HAILEY, Idaho (AP) – An Idaho homeowner recently woke up to find an elk in the basement — just one in a string of problems caused by the animals searching for food in populated valleys.
“This time of year, animals are moving down to populated valleys where they traditionally would have fed,” said Kelton Hatch, a regional conservation education for the Idaho Department of Fish and Game.
The high snow levels are causing more animals to come into the Hailey area than usual, reported The Times-News.
It took a lot of coaxing, but Blaine County sheriff’s deputies and wildlife officials were able to get the confused elk cow out of the basement.
“It took us about 2 ½ hours, but we got her out uninjured,” said Fish and Game Senior Conservation Officer Alex Head in a statement. “The basement will need a good, deep cleaning, but we are glad it worked out as well as it did.”
Head said the elk fell in a basement window well and crashed through the window. Officers used mattresses as shields and prodded the elk toward the stairs.
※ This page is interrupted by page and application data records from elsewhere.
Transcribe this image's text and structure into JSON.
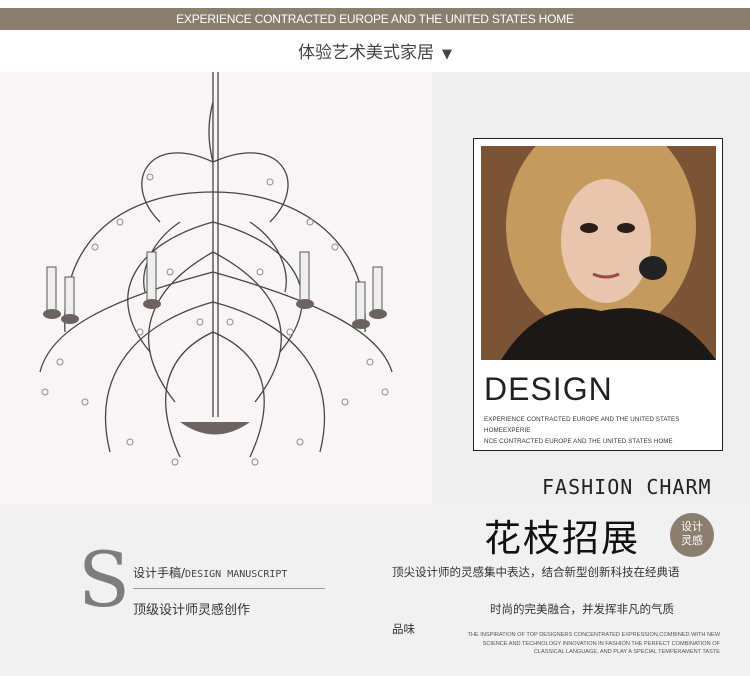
{
  "header": {
    "banner_text": "EXPERIENCE CONTRACTED EUROPE AND THE UNITED STATES HOME",
    "subtitle": "体验艺术美式家居",
    "arrow": "▼"
  },
  "card": {
    "title": "DESIGN",
    "desc_line1": "EXPERIENCE CONTRACTED EUROPE AND THE UNITED STATES HOMEEXPERIE",
    "desc_line2": "NCE CONTRACTED EUROPE AND THE UNITED STATES HOME"
  },
  "feature": {
    "fashion": "FASHION CHARM",
    "cn_title": "花枝招展",
    "badge_line1": "设计",
    "badge_line2": "灵感"
  },
  "manuscript": {
    "letter": "S",
    "line1_cn": "设计手稿/",
    "line1_en": "DESIGN MANUSCRIPT",
    "line2": "顶级设计师灵感创作"
  },
  "description": {
    "para1": "顶尖设计师的灵感集中表达，结合新型创新科技在经典语",
    "para2": "时尚的完美融合，并发挥非凡的气质",
    "para3": "品味",
    "small_line1": "THE INSPIRATION OF TOP DESIGNERS CONCENTRATED EXPRESSION,COMBINED WITH NEW",
    "small_line2": "SCIENCE AND TECHNOLOGY INNOVATION IN FASHION THE PERFECT COMBINATION OF",
    "small_line3": "CLASSICAL LANGUAGE, AND PLAY A SPECIAL TEMPERAMENT TASTE"
  },
  "colors": {
    "accent": "#8a7e6e",
    "text_dark": "#222222"
  }
}
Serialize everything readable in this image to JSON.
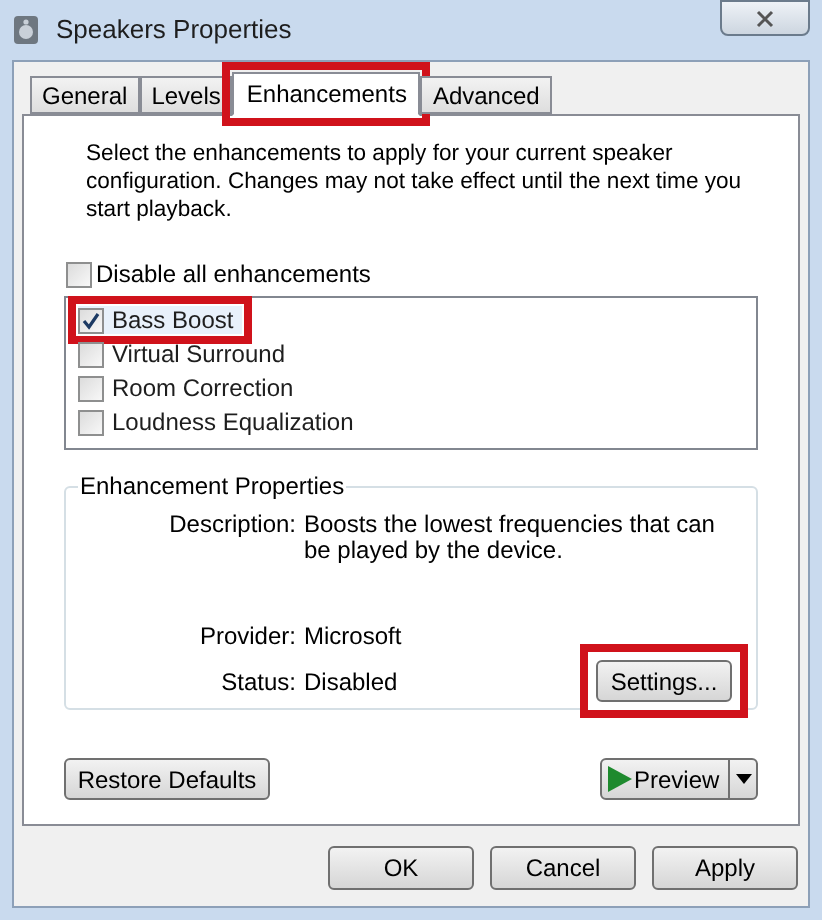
{
  "window": {
    "title": "Speakers Properties"
  },
  "tabs": [
    {
      "label": "General",
      "selected": false,
      "highlighted": false
    },
    {
      "label": "Levels",
      "selected": false,
      "highlighted": false
    },
    {
      "label": "Enhancements",
      "selected": true,
      "highlighted": true
    },
    {
      "label": "Advanced",
      "selected": false,
      "highlighted": false
    }
  ],
  "intro": "Select the enhancements to apply for your current speaker configuration. Changes may not take effect until the next time you start playback.",
  "disable_all": {
    "label": "Disable all enhancements",
    "checked": false
  },
  "enhancements": [
    {
      "label": "Bass Boost",
      "checked": true,
      "selected": true,
      "highlighted": true
    },
    {
      "label": "Virtual Surround",
      "checked": false,
      "selected": false,
      "highlighted": false
    },
    {
      "label": "Room Correction",
      "checked": false,
      "selected": false,
      "highlighted": false
    },
    {
      "label": "Loudness Equalization",
      "checked": false,
      "selected": false,
      "highlighted": false
    }
  ],
  "properties": {
    "title": "Enhancement Properties",
    "fields": [
      {
        "label": "Description:",
        "value": "Boosts the lowest frequencies that can be played by the device."
      },
      {
        "label": "Provider:",
        "value": "Microsoft"
      },
      {
        "label": "Status:",
        "value": "Disabled"
      }
    ],
    "settings_button": {
      "label": "Settings...",
      "highlighted": true
    }
  },
  "restore_button": "Restore Defaults",
  "preview_button": "Preview",
  "buttons": [
    "OK",
    "Cancel",
    "Apply"
  ]
}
“They finally get her cornered and moving in the right direction,” Hatch said. “She ran up the stairway and out the door.”
Just hours before the Hailey homeowner discovered the animal, 10 elk found their way into the Hailey Cemetery and died from eating the toxic Japanese yew. Idaho Fish and Game officers disposed of the carcasses and city maintenance workers began removing the plant from cemetery grounds.
Hatch said there have also been several vehicle versus animal crashes in recent weeks. Elk often survive the initial crash but die later from internal injuries, he said, urging drivers to be cautious at dusk and dawn.
© 2016 The Canadian Press